The Balancing Act with Psychedelics | Ketamine Empowerment for Employee Well-Being

Employee Benefits

The Balancing Act with Psychedelics | Ketamine Empowerment for Employee Well-Being

Major depressive disorder is one of the most common mental illnesses, affecting more than 21 million American adults each year.1 Depression causes people to lose pleasure in daily life, can often complicate medical conditions and negatively impacts work performance. While mental health awareness campaigns have brought to light the need for emotional treatment, one-third of people with depression are considered treatment-resistant and are not able to find relief from symptoms even after trying several medications or other treatments.2

In recent years, there has been growing interest in psychedelics* as a treatment for certain mental health conditions, particularly depression, anxiety and posttraumatic stress disorder (PTSD).3 Psychedelic experiences can provide individuals with unique insight, emotions or experiences that can help explain who they are and how they think.4 Though ketamine, one of the wellknown psychedelics, is primarily used in medical settings for anesthesia and pain management, there has been research into ketamine as a treatment for mental illness. Psychiatrists have implemented the use of ketamine in treatment-resistant depression when other medications are not found to be of clinical benefit.

One notable characteristic of Ketamine treatment is its rapid onset to treat depression combined with acute suicidal feelings, often occurring within hours to days compared to traditional antidepressants, which may take weeks to show efficacy. It is important to note that while ketamine has shown promise in treating certain mental health conditions, long-term safety and effectiveness are still areas of active research. Ketamine is typically administered through intravenous infusion in a closely monitored setting. Esketamine (Spravato®), the chemical cousin of ketamine, is available as a prescription nasal spray and is administered in a controlled medical setting under the supervision of healthcare professionals.5

There are critical differences between ketamine and esketamine. While they are chemically related, they are very distinct in terms of chemical compositions, dosing, administration and studies supporting their safe and effective use. Most importantly, ketamine is not FDA-approved for treatment-resistant depression (TRD) or major depressive disorder (MDD). Esketamine is FDA-approved for adults with TRD and MDD with suicidal thoughts or actions in combination with an oral antidepressant with enforced guidelines that a physician must follow. By contrast, there is no drug safety program for ketamine, and physicians continue to have flexibility in off-label prescribing.

When employers think about providing coverage for ketamine treatment, they must navigate various considerations and guardrails to ensure a balanced and responsible approach.
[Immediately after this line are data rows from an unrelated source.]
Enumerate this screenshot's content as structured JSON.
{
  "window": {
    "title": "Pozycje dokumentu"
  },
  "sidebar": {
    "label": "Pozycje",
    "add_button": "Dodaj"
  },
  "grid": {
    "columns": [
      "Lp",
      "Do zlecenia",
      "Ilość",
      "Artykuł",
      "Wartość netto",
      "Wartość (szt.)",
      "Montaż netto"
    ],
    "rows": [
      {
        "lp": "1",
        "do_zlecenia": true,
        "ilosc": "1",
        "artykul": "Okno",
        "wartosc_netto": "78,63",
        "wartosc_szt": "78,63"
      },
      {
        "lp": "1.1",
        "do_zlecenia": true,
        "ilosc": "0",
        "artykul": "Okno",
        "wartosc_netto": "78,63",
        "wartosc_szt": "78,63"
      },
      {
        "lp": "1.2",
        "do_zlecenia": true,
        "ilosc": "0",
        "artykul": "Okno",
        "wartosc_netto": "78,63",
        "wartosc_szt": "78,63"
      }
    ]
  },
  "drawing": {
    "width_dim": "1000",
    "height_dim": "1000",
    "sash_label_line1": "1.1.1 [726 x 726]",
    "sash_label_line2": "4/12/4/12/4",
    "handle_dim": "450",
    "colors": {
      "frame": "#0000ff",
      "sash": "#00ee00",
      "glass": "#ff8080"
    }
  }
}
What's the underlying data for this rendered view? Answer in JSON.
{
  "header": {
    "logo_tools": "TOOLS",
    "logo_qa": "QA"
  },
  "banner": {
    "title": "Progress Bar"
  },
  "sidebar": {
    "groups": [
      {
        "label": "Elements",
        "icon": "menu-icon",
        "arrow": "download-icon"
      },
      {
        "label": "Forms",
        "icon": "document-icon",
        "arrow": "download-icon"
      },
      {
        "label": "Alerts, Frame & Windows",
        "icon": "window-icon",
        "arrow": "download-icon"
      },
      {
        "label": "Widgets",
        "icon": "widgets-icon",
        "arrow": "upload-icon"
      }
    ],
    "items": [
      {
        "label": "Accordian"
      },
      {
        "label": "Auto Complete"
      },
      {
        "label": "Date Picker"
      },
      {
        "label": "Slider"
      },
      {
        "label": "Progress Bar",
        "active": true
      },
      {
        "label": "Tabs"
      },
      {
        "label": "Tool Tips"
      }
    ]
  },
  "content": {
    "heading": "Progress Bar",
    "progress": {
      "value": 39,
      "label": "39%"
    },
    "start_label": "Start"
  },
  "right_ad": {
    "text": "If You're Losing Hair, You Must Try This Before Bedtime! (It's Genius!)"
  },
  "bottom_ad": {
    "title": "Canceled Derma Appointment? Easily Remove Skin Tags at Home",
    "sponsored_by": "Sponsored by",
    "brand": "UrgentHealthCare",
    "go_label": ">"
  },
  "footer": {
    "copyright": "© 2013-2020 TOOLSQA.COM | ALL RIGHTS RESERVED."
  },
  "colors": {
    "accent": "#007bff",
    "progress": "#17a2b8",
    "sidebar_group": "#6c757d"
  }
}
Here are key factors for employers to keep in mind:

  • Provide educational resources about mental health, treatment options and the effects of treatments like ketamine. This can help reduce stigma and encourage proactive mental health engagement.
  • Consult with medical providers and health plan carriers on the clinical appropriateness and/or the medical necessity of ketamine treatment. This involves consulting with licensed healthcare professionals and promoting established clinical guidelines, weighing benefits, risks and potential side effects.
  • Evaluate the financial aspects of providing ketamine coverage. Ketamine infusion treatments are often considered elective and may not be covered by insurance in all cases. On average, the cost of a single ketamine infusion can range from several hundred to over one thousand dollars.
  • Seek legal advice to ensure that the provision of ketamine coverage aligns with employment laws, health insurance regulations and other relevant legal considerations as appropriate.
  • If an employee’s job involves safety-sensitive tasks, consider performing evaluations to assess safety risks for those thinking about treatment.

Ketamine holds great potential, but employers need to carefully weigh both risks and opportunities before including it in their employee health benefit programs.

*Psychedelics are defined as drugs that can produce hallucinations, perceptual distortions, or intense sensory experiences. (Source: Psychedelics – PMC (

4. Reiff, CM, et al. Psychedelics and Psychedelic-Assisted Psychotherapy. American Journal of Psychiatry. Published online Feb. 2020.
5. Ketamine vs Esketamine: Critical Differences Explained (

Dr. Joel Axler, MD

National Behavior Health Leader

Andrea Grande


Liz Reed